Remains Strong Despite Ongoing Economic Challenges
Washington, D.C. (March 16, 2010) - Despite a fragile economy, America's pharmaceutical research and biotechnology companies invested a record $65.3 billion last year in the research and development of new life-changing medicines and vaccines - an increase of more than $1.5 billion from 2008, according to analyses by the Pharmaceutical Research and Manufacturers of America (PhRMA) and Burrill & Company.
This investment reflects the continued commitment of America's biopharmaceutical research companies to lead the world in the pursuit of new, life-saving and life-enhancing medicines. PhRMA-member companies alone spent an estimated $45.8 billion on pharmaceutical R&D last year, according to the PhRMA survey. The Burrill & Company analysis shows that non-PhRMA pharmaceutical research companies in the United States spent an estimated $19.5 billion on R&D in 2009.
Investment in R&D by America's pharmaceutical research and biotechnology companies remained strong last year, in the face of a weak economic environment and historically low growth in drug spending. While companies have been forced to make difficult business decisions, research spending as a percentage of sales remained high in 2009. Over the past nine years, America's pharmaceutical research companies have consistently invested around 18 percent of domestic sales on R&D activities.
"America's biopharmaceutical research sector takes great pride in its global leadership in the development of new life-saving treatments and cures," said PhRMA President and CEO Billy Tauzin. "Over the past year the economic challenges have been enormous, but our industry's continued commitment to R&D is bringing hope to millions of patients around the world who are battling potentially devastating diseases such as cancer, heart disease and diabetes."
U.S. biopharmaceutical companies' focus on research has been observed by many independent experts.
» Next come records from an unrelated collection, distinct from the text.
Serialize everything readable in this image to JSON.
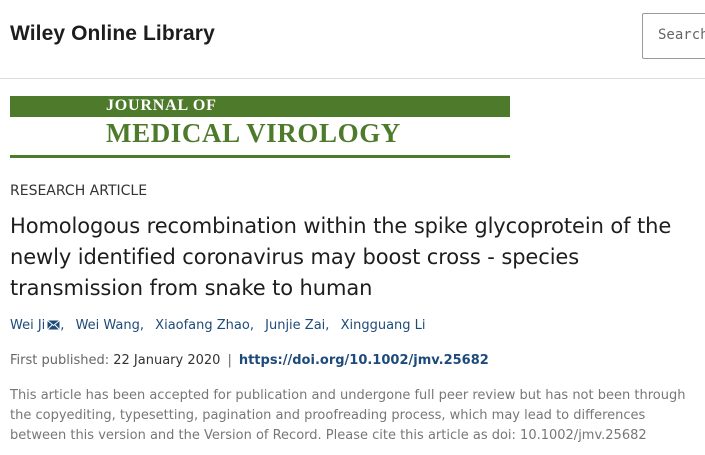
{
  "site": {
    "title": "Wiley Online Library"
  },
  "search": {
    "placeholder": "Search"
  },
  "journal": {
    "line1": "JOURNAL OF",
    "line2": "MEDICAL VIROLOGY",
    "color": "#4e7a2c"
  },
  "article": {
    "type": "RESEARCH ARTICLE",
    "title": "Homologous recombination within the spike glycoprotein of the newly identified coronavirus may boost cross - species transmission from snake to human",
    "authors": [
      "Wei Ji",
      "Wei Wang",
      "Xiaofang Zhao",
      "Junjie Zai",
      "Xingguang Li"
    ],
    "first_published_label": "First published:",
    "first_published_date": "22 January 2020",
    "doi": "https://doi.org/10.1002/jmv.25682",
    "notice": "This article has been accepted for publication and undergone full peer review but has not been through the copyediting, typesetting, pagination and proofreading process, which may lead to differences between this version and the Version of Record. Please cite this article as doi: 10.1002/jmv.25682"
  },
  "colors": {
    "link": "#1e4b7a",
    "brand_green": "#4e7a2c"
  },
  "icons": {
    "corresponding_author": "mail-icon"
  }
}
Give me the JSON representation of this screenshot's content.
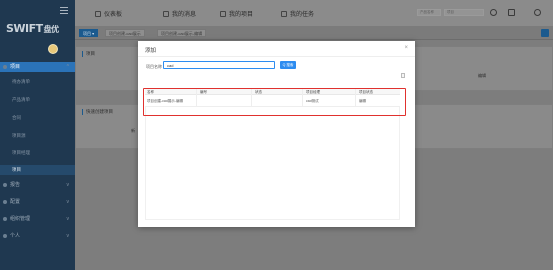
{
  "sidebar": {
    "logo_text": "SWIFT",
    "logo_cn": "盘优",
    "items": [
      {
        "label": "项目",
        "active": true
      },
      {
        "label": "待办清单",
        "sub": true
      },
      {
        "label": "产品清单",
        "sub": true
      },
      {
        "label": "合同",
        "sub": true
      },
      {
        "label": "项目源",
        "sub": true
      },
      {
        "label": "项目经理",
        "sub": true
      },
      {
        "label": "项目",
        "sub": true,
        "active": true
      },
      {
        "label": "报告"
      },
      {
        "label": "配置"
      },
      {
        "label": "组织管理"
      },
      {
        "label": "个人"
      }
    ]
  },
  "topbar": {
    "nav": [
      "仪表板",
      "我的消息",
      "我的项目",
      "我的任务"
    ],
    "select1": "产品名称",
    "select2": "项目"
  },
  "tabs": {
    "home": "项目",
    "tab1": "项目创建-cad展示",
    "tab2": "项目创建-cad展示-编辑"
  },
  "background": {
    "panel1_title": "项目",
    "panel1_col": "编辑",
    "panel2_title": "快速创建项目",
    "panel2_btn": "新"
  },
  "modal": {
    "title": "添加",
    "close": "×",
    "search_label": "项目名称",
    "search_value": "cad",
    "search_button": "Q 搜索",
    "columns": [
      "名称",
      "编号",
      "状态",
      "项目经理",
      "项目状态"
    ],
    "rows": [
      [
        "项目创建-cad展示-编辑",
        "",
        "",
        "cad测试",
        "编辑"
      ]
    ]
  }
}
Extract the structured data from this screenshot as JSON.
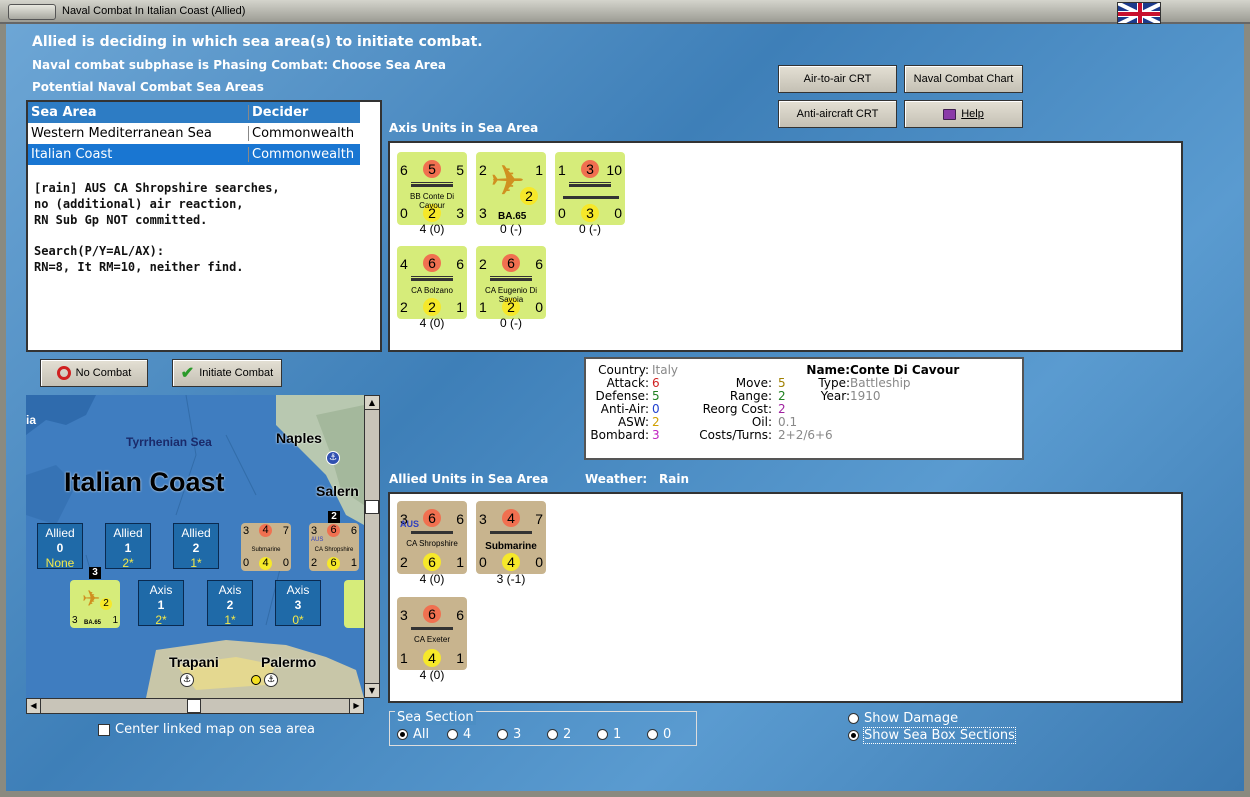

For instance, the nonpartisan Congressional Budget Office (CBO) has said: "The pharmaceutical industry is one of the most research-intensive industries in the United States. Pharmaceutical firms invest as much as five times more in research and development, relative to their sales, than the average U.S. manufacturing firm."
Last year, University of Connecticut researchers similarly found that over the past 25 years, investment in R&D by the pharmaceutical and biotechnology sectors greatly exceeded that of all other industries in the U.S.
Importantly, this investment has produced results. According to a 2006 CBO analysis, "Many examples exist of major therapeutic gains achieved by the industry in recent years.... [A]necdotal and statistical evidence suggests that the rapid increases that have been observed in drug-related R&D spending have been accompanied by major therapeutic gains in available drug treatments."
For instance, independent research shows that cancer patients are living, on average, three years longer - and 83 percent of those survival rate gains are due to new treatments, including medicines. Heart failure and heart attack deaths fell by nearly half from 1999 to 2005. And since the advent of highly active anti-retroviral therapy in 1995, the annual number of U.S. deaths due to AIDS has plummeted by more than 70 percent.
As in past years, an increasing number of potential new drugs are entering clinical testing. Today, there are more than 2,900 medicines in clinical trials or awaiting review by the Food and Drug Administration in the U.S., compared with 2,400 in 2005. The current pipeline includes more than 800 medicines to treat cancer, over 300 specific to rare diseases and more than 300 medicines for heart disease and stroke.
"This exciting research not only carries the potential to dramatically change and improve the lives of countless patients, it supports valuable and rewarding jobs for millions of American workers," said Tauzin. "With unemployment rates remaining high, our nation must embrace strong sectors such as ours. If we want to maintain our leadership in biopharmaceutical R&D - and the subsequent value it brings to our state and national economies - it's critical that the U.S. preserve policies that make such research possible."
The Pharmaceutical Research and Manufacturers of America (PhRMA) represents the country's leading pharmaceutical research and biotechnology companies, which are devoted to inventing medicines that allow patients to live longer, healthier, and more productive lives. PhRMA companies are leading the way in the search for new cures. PhRMA members alone invested an estimated $45.8 billion in 2009 in discovering and developing new medicines. Industry-wide research and investment reached a record $65.3 billion in 2009.